15 results for 'authors'
... they know.” Much truth to this, no? After all, many writers have places and people they draw inspiration from.
Personally, I’ve learned to write about cities lived and visited, occupations worked in, and people who’ve made lasting impressions on me, for good or bad. For various authors, their lives are colorful enough to fill thousands of pages. For others, seeking out new ideas and visions to accompany the ones they already have is the needed answer.
My newest work-in-progress takes place in a small town outside of Dallas; and as it just happens, one where some of ... (more)
...a stable of writers who may go on to produce stand-alone work in future – catching them young, so to speak. The anthology’s niche theme also allows for the book to be finely targeted to interested audiences, and competition from bigger houses rarely comes into play. Also, if many of the authors in the collection are first-timers, they are likely to buy dozens of personal copies to sell or gift to their families and friends and “build their platform.”

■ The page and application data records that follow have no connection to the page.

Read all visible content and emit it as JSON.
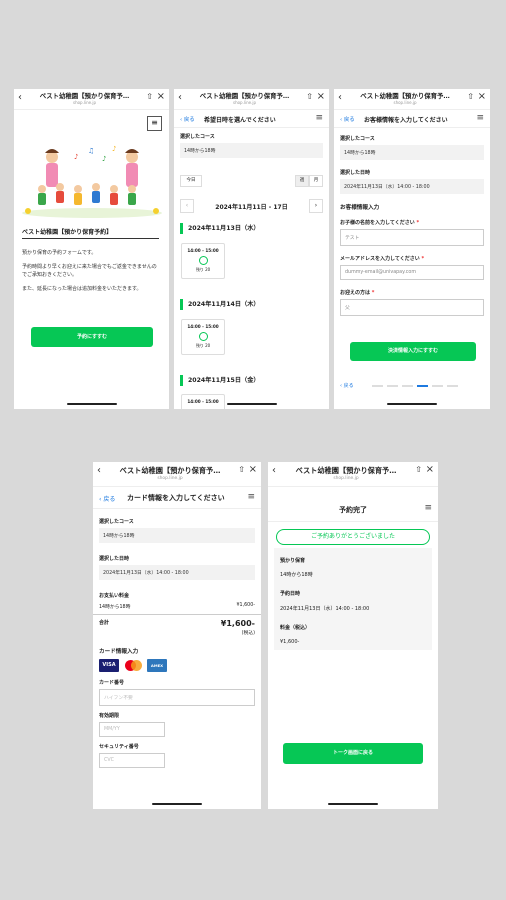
{
  "common": {
    "app_title": "ベスト幼稚園【預かり保育予…",
    "url": "shop.line.jp",
    "back_label": "戻る"
  },
  "screen1": {
    "heading": "ベスト幼稚園【預かり保育予約】",
    "p1": "預かり保育の予約フォームです。",
    "p2": "予約時間より早くお迎えに来た場合でもご返金できませんのでご承知おきください。",
    "p3": "また、延長になった場合は追加料金をいただきます。",
    "button": "予約にすすむ"
  },
  "screen2": {
    "nav_title": "希望日時を選んでください",
    "course_label": "選択したコース",
    "course_value": "14時から18時",
    "today": "今日",
    "seg_week": "週",
    "seg_month": "月",
    "week_range": "2024年11月11日 - 17日",
    "days": [
      {
        "date": "2024年11月13日（水）",
        "slot_time": "14:00 - 15:00",
        "remaining": "残り 20"
      },
      {
        "date": "2024年11月14日（木）",
        "slot_time": "14:00 - 15:00",
        "remaining": "残り 20"
      },
      {
        "date": "2024年11月15日（金）",
        "slot_time": "14:00 - 15:00",
        "remaining": ""
      }
    ]
  },
  "screen3": {
    "nav_title": "お客様情報を入力してください",
    "course_label": "選択したコース",
    "course_value": "14時から18時",
    "date_label": "選択した日時",
    "date_value": "2024年11月13日（水）14:00 - 18:00",
    "section": "お客様情報入力",
    "child_label": "お子様の名前を入力してください",
    "child_value": "テスト",
    "email_label": "メールアドレスを入力してください",
    "email_value": "dummy-email@univapay.com",
    "pickup_label": "お迎えの方は",
    "pickup_value": "父",
    "button": "決済情報入力にすすむ"
  },
  "screen4": {
    "nav_title": "カード情報を入力してください",
    "course_label": "選択したコース",
    "course_value": "14時から18時",
    "date_label": "選択した日時",
    "date_value": "2024年11月13日（水）14:00 - 18:00",
    "fee_label": "お支払い料金",
    "fee_item": "14時から18時",
    "fee_item_price": "¥1,600-",
    "total_label": "合計",
    "total_value": "¥1,600-",
    "tax_note": "(税込)",
    "card_section": "カード情報入力",
    "card_brands": [
      "VISA",
      "Mastercard",
      "AMEX"
    ],
    "card_number_label": "カード番号",
    "card_number_placeholder": "ハイフン不要",
    "expiry_label": "有効期限",
    "expiry_placeholder": "MM/YY",
    "cvc_label": "セキュリティ番号",
    "cvc_placeholder": "CVC"
  },
  "screen5": {
    "nav_title": "予約完了",
    "thanks": "ご予約ありがとうございました",
    "service_label": "預かり保育",
    "service_value": "14時から18時",
    "datetime_label": "予約日時",
    "datetime_value": "2024年11月13日（水）14:00 - 18:00",
    "fee_label": "料金（税込）",
    "fee_value": "¥1,600-",
    "button": "トーク画面に戻る"
  },
  "colors": {
    "accent": "#06c755",
    "link": "#1e7ae0",
    "background": "#d9d9d9"
  }
}
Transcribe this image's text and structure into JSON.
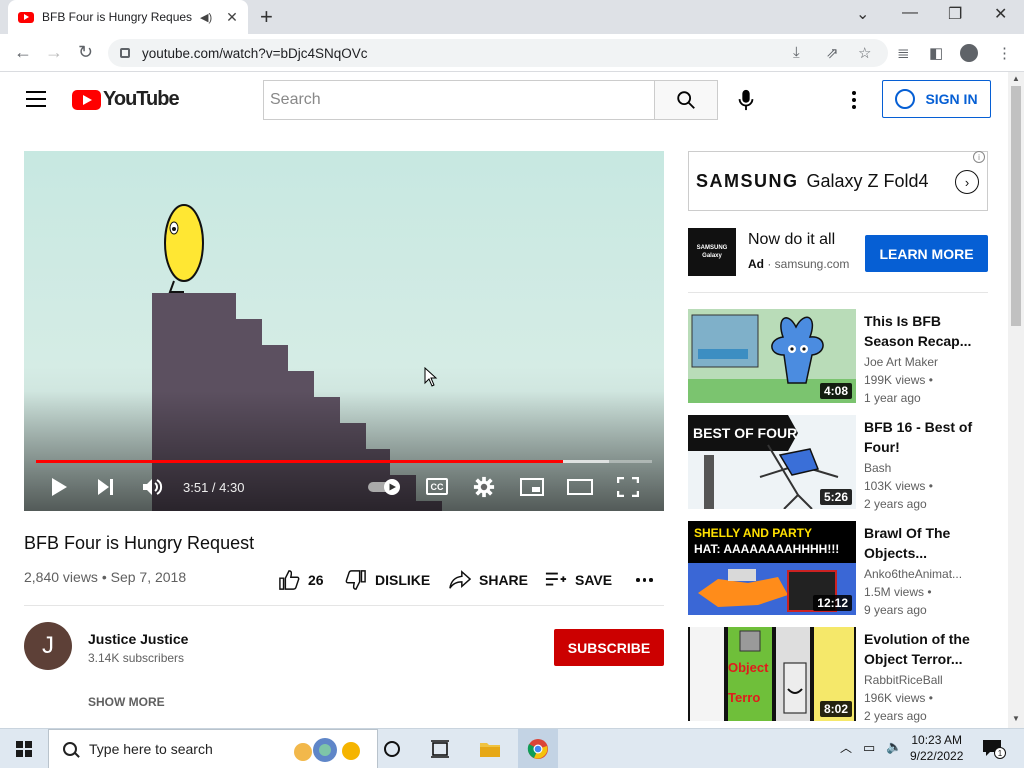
{
  "browser": {
    "tab_title": "BFB Four is Hungry Request",
    "url": "youtube.com/watch?v=bDjc4SNqOVc"
  },
  "header": {
    "logo_text": "YouTube",
    "search_placeholder": "Search",
    "sign_in": "SIGN IN"
  },
  "player": {
    "time": "3:51 / 4:30",
    "progress": 0.855,
    "buffered": 0.93
  },
  "video": {
    "title": "BFB Four is Hungry Request",
    "meta": "2,840 views • Sep 7, 2018",
    "likes": "26",
    "dislike_label": "DISLIKE",
    "share_label": "SHARE",
    "save_label": "SAVE"
  },
  "channel": {
    "initial": "J",
    "name": "Justice Justice",
    "subscribers": "3.14K subscribers",
    "subscribe_label": "SUBSCRIBE",
    "show_more": "SHOW MORE"
  },
  "ad": {
    "brand": "SAMSUNG",
    "product": "Galaxy Z Fold4",
    "logo_line1": "SAMSUNG",
    "logo_line2": "Galaxy",
    "headline": "Now do it all",
    "badge": "Ad",
    "domain": " · samsung.com",
    "cta": "LEARN MORE"
  },
  "recommendations": [
    {
      "title": "This Is BFB Season Recap...",
      "channel": "Joe Art Maker",
      "views": "199K views •",
      "date": "1 year ago",
      "duration": "4:08"
    },
    {
      "title": "BFB 16 - Best of Four!",
      "channel": "Bash",
      "views": "103K views •",
      "date": "2 years ago",
      "duration": "5:26",
      "thumb_text": "BEST OF FOUR"
    },
    {
      "title": "Brawl Of The Objects...",
      "channel": "Anko6theAnimat...",
      "views": "1.5M views •",
      "date": "9 years ago",
      "duration": "12:12",
      "thumb_text_a": "SHELLY AND PARTY",
      "thumb_text_b": "HAT: AAAAAAAAHHHH!!!"
    },
    {
      "title": "Evolution of the Object Terror...",
      "channel": "RabbitRiceBall",
      "views": "196K views •",
      "date": "2 years ago",
      "duration": "8:02",
      "thumb_text": "Object Terro"
    }
  ],
  "taskbar": {
    "search_placeholder": "Type here to search",
    "time": "10:23 AM",
    "date": "9/22/2022",
    "notification_count": "1"
  },
  "colors": {
    "youtube_red": "#ff0000",
    "subscribe_red": "#cc0000",
    "link_blue": "#065fd4"
  }
}
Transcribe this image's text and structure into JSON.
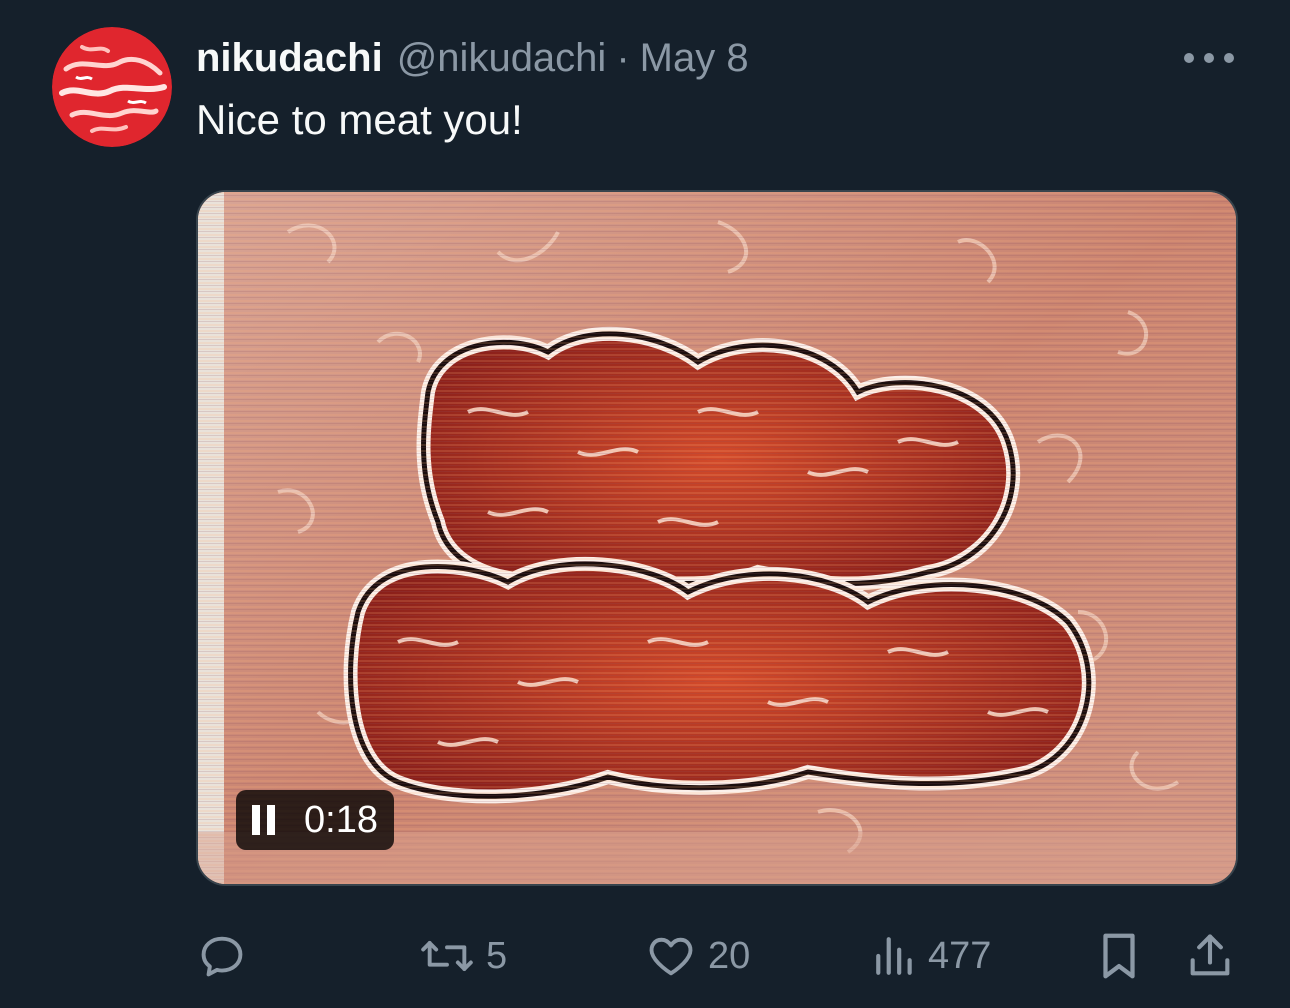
{
  "tweet": {
    "display_name": "nikudachi",
    "handle": "@nikudachi",
    "separator": "·",
    "date": "May 8",
    "text": "Nice to meat you!"
  },
  "media": {
    "type": "video",
    "state": "playing",
    "time": "0:18"
  },
  "actions": {
    "replies": "",
    "retweets": "5",
    "likes": "20",
    "views": "477"
  },
  "colors": {
    "background": "#15202b",
    "primary_text": "#f7f9f9",
    "secondary_text": "#8b98a5",
    "border": "#38444d"
  },
  "icons": {
    "more": "more-dots-icon",
    "reply": "reply-bubble-icon",
    "retweet": "retweet-arrows-icon",
    "like": "heart-icon",
    "views": "bar-chart-icon",
    "bookmark": "bookmark-icon",
    "share": "share-upload-icon",
    "pause": "pause-icon"
  }
}
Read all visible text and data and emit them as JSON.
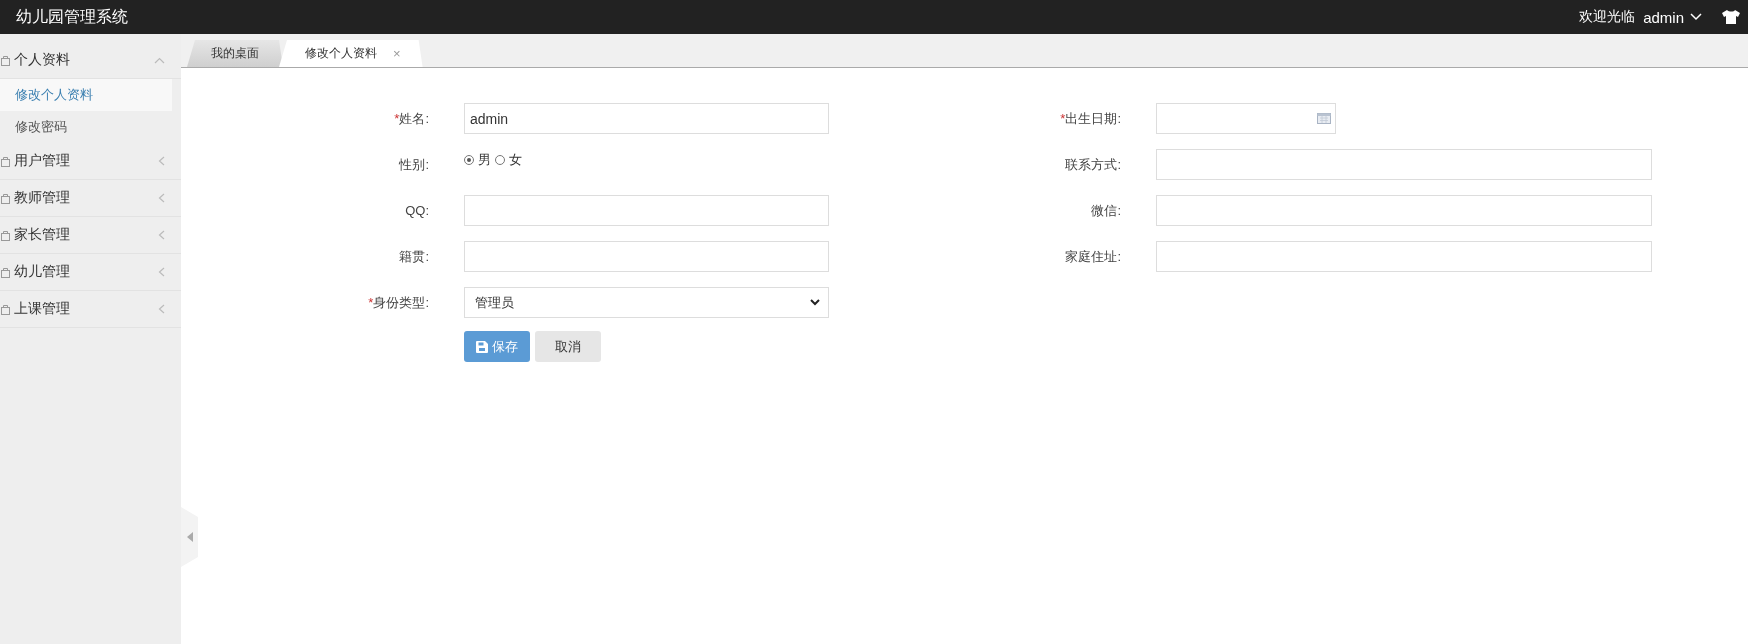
{
  "header": {
    "title": "幼儿园管理系统",
    "welcome": "欢迎光临",
    "user": "admin"
  },
  "sidebar": {
    "groups": [
      {
        "label": "个人资料",
        "expanded": true,
        "children": [
          {
            "label": "修改个人资料",
            "selected": true
          },
          {
            "label": "修改密码",
            "selected": false
          }
        ]
      },
      {
        "label": "用户管理",
        "expanded": false
      },
      {
        "label": "教师管理",
        "expanded": false
      },
      {
        "label": "家长管理",
        "expanded": false
      },
      {
        "label": "幼儿管理",
        "expanded": false
      },
      {
        "label": "上课管理",
        "expanded": false
      }
    ]
  },
  "tabs": [
    {
      "label": "我的桌面",
      "selected": false
    },
    {
      "label": "修改个人资料",
      "selected": true,
      "close": "×"
    }
  ],
  "form": {
    "fields": [
      {
        "kind": "text",
        "mark": "*",
        "label": "姓名:",
        "value": "admin"
      },
      {
        "kind": "date",
        "mark": "*",
        "label": "出生日期:"
      },
      {
        "kind": "radio",
        "label": "性别:",
        "options": [
          {
            "label": "男",
            "selected": true
          },
          {
            "label": "女",
            "selected": false
          }
        ]
      },
      {
        "kind": "text",
        "label": "联系方式:"
      },
      {
        "kind": "text",
        "label": "QQ:"
      },
      {
        "kind": "text",
        "label": "微信:"
      },
      {
        "kind": "text",
        "label": "籍贯:"
      },
      {
        "kind": "text",
        "label": "家庭住址:"
      },
      {
        "kind": "select",
        "mark": "*",
        "label": "身份类型:",
        "value": "管理员"
      }
    ],
    "buttons": [
      {
        "label": "保存",
        "kind": "primary"
      },
      {
        "label": "取消",
        "kind": "default"
      }
    ]
  }
}
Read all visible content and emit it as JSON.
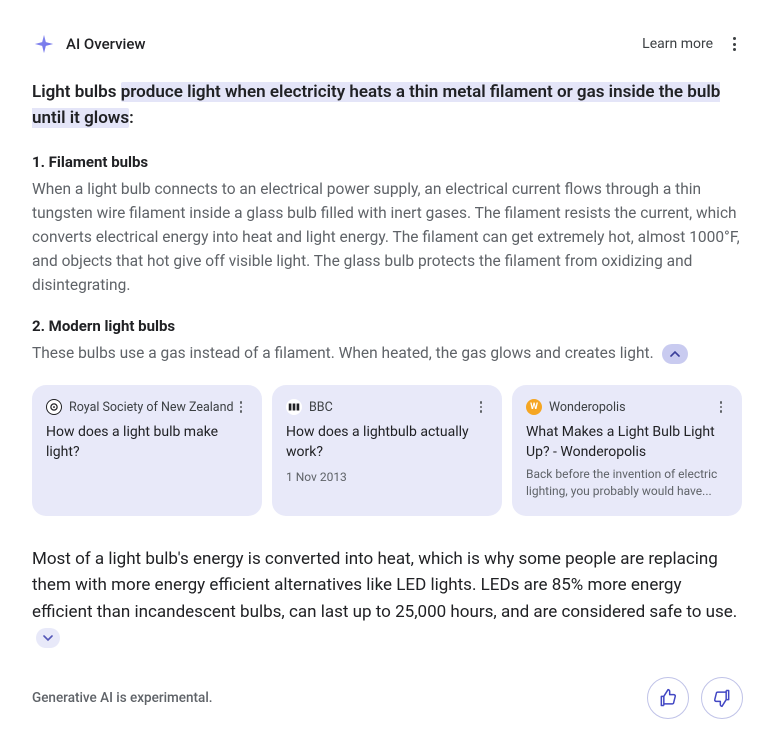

This makes the editor of such an anthology a new power player in the publishing chain. Given the many authors who are... (more)
...it wasn’t easy. That it was going to require plenty of patience on my part for the reader to actually see and imagine what I did while writing the story.
The books we all buy, read, and love weren’t created by just one person, they rarely ever are. Rather, most are produced by both, authors and their editors. It’s always a collaborative effort, hopefully drawing out the best from more than one creative mind.
Much has been written about the Author/Editor relationship. I’ve read that many can be temperamental, combative, argumentative, and confrontational. After all,... (more)
I recently had the pleasure of attending a book signing, here in Dallas, for one of the best-known authors of our time, Nicholas Sparks.
One of the reasons I traveled to see him was because I wanted to be in the presence of a true success story; someone who’s worked hard, developed his craft into literary artistry, and has gained international acclaim due to the marketability of his work. Mr. Sparks is a self-made man, and someone who those of us in the writing field continually strive to become. He’s an author who never gave up when he first started writing, despite some setbacks and... (more)
...and why you went with them?
My Publisher is new to the business. TMG Books in San Francisco. I am happy to start out with a Publisher as opposed to self-publishing, yet I will be doing a lot of the legwork until they become more established. I hope I become one of their most successful authors!
Were they your original choice?
I met them through an editor and am grateful for their consideration. It just felt right so I went with them.
Did you go through an agent?
What are the perks of going with a traditional publisher?
Book tours,... (more)
...in our ink and hope that it goes away.
The article went on to throw out some scary phrases—feudal economics of the 21st century (with Amazon and Huffington playing landlord to us poor hacks who are being relegated to serfs), 10 cents per 1000 reader clicks, and more than one million authors on Amazon’s online Kindle store— bringing us back to that scary headline: There will be no more professional writers….Let’s go on the assumption that literature will still exist in our future, however retrograde that future becomes. That said, just like with any green-field business... (more)
...most powerful wizard's in existence, but her lack of experience may just be the death of her.
The battle rages to an exciting conclusion.
Author A.J. Gallant
The writing spark was first initiated by reading the works of Harlan Ellison. A. J. Gallant is now inspired by such authors as Steven King, J. K. Rowling, Dean Koontz and many others. He's the writer of more than a dozen screenplays.
The author resides in New Brunswick and is at work on a new Dracula series, with magic, romance, and the battle to save humanity. The first of the vampire trilogy Dracula:... (more)
... provide for a better standard of living. Citizen journalism came of age when the quality of articles continued to improve, diversify and outpace content from traditional channels (my journalist friends will disagree with me here) and social media actually led to the fall of corrupt governments. Authors reclaimed ground by embracing direct publishing models and sticking it to gatekeepers. And our troops came home for Christmas after removing themselves from that absurd theatre war in Afghanistan. Small credits to balance this ledger from its sharp tilt towards the right.
Today I'm interviewing Rick Bylina, author of One Promise Too Many (A Detective Stark Mystery).
"Rick Bylina lives with his wife, Carrie, and their 19-year-old cockatiel, Sydney, near Apex, North Carolina. Ongoing corporate downsizing convinced him to tap into his passion. He scribbled down any crazy idea that crossed his mind. After gaining discipline, he wrote his debut mystery novel, "One Promise Too Many", the first in a series featuring Detective Roger Stark. Writing happens spontaneously between housework, gardening, cooking, fishing, and wrestling alligators."... (more)
...hold SP aloft for awhile, but shrinking government support for the arts makes that lifeline no better than hanging onto a deflating life vest in a giant flood.
On the reverse side, I see another SP gaining traction: Self Publishing is getting its second wind. Yes, savvy self-published authors are now having their work vetted and edited, and even designing fancy covers for their work; they have come a long way from the early days when self-publishing was slammed by adherents to the traditional model for the movement’s obvious lack of “quality.” Self-published authors are... (more)
« previous 1 next »